RECORDS FOR THIS EXERCISE:
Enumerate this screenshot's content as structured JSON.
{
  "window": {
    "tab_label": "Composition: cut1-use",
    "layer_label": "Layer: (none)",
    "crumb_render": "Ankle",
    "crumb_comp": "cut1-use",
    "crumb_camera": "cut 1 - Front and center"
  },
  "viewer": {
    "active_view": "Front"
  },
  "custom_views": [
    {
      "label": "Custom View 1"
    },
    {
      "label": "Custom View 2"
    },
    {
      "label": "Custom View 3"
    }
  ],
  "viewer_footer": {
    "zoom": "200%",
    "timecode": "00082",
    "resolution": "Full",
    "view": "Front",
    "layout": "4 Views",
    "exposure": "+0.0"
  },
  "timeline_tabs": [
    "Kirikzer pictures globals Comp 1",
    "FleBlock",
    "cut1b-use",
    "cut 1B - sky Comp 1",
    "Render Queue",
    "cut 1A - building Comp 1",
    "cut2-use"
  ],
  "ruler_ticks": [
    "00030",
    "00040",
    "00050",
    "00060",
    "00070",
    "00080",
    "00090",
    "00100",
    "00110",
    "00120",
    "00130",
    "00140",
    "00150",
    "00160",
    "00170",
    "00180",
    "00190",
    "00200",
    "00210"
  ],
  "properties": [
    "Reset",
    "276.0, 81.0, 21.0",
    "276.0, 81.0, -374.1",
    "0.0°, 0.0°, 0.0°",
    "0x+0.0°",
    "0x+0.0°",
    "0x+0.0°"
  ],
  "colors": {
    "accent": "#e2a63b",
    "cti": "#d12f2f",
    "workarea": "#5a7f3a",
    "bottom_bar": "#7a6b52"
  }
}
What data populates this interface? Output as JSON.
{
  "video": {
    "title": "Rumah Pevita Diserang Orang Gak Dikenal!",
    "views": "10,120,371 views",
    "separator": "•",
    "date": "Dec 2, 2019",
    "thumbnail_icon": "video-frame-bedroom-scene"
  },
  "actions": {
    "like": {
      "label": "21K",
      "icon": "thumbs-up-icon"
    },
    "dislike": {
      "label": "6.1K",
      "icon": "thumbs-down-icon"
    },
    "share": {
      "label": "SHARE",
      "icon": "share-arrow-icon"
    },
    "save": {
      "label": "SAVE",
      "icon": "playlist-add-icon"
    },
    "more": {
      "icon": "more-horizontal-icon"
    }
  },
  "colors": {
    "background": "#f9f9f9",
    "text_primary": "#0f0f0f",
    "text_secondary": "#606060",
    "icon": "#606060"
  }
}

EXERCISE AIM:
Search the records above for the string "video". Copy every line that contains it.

ANSWER TO THE EXERCISE:
  "video": {
    "thumbnail_icon": "video-frame-bedroom-scene"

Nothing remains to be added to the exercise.